== Description of the task ==
Count all lines holding "NotebookLM" in the data below and say the number, nothing more.

== Material shown ==
# # # # #
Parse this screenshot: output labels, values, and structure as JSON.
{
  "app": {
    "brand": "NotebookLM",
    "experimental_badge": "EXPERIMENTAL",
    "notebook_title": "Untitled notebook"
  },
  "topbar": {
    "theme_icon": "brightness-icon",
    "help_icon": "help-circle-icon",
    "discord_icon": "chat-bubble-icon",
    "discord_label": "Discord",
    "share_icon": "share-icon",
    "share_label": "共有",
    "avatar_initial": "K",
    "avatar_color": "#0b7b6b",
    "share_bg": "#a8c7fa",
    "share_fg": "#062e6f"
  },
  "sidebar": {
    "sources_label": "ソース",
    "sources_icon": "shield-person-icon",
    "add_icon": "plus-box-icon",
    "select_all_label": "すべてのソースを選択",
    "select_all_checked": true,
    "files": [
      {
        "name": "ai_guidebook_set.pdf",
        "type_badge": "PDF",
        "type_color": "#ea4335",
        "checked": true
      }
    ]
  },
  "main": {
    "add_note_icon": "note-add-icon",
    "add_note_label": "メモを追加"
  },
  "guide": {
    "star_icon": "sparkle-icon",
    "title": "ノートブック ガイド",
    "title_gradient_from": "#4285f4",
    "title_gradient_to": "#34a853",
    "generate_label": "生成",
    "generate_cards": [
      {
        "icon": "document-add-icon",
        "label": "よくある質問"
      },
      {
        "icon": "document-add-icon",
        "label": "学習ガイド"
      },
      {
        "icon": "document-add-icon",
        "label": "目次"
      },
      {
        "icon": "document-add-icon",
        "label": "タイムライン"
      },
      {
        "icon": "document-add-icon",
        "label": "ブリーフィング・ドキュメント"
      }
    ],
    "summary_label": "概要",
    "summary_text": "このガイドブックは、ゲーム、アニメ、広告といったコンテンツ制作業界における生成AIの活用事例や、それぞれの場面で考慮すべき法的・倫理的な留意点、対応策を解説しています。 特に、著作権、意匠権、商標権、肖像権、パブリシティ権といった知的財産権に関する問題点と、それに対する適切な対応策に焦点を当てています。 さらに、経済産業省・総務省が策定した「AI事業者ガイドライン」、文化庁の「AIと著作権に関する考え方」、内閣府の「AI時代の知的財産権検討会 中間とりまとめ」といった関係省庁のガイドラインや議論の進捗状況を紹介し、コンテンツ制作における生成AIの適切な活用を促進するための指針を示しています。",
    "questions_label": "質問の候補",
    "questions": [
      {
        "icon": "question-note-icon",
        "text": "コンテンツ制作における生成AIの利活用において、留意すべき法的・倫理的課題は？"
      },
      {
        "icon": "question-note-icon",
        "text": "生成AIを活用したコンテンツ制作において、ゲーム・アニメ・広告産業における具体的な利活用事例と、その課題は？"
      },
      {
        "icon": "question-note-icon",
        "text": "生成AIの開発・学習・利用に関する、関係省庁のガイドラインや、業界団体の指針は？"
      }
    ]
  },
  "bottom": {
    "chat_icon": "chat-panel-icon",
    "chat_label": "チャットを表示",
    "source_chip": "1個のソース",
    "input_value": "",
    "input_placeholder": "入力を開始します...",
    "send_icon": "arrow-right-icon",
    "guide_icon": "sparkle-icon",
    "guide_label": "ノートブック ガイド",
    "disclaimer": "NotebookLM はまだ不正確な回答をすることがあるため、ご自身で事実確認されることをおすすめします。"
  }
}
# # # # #
== Output ==
2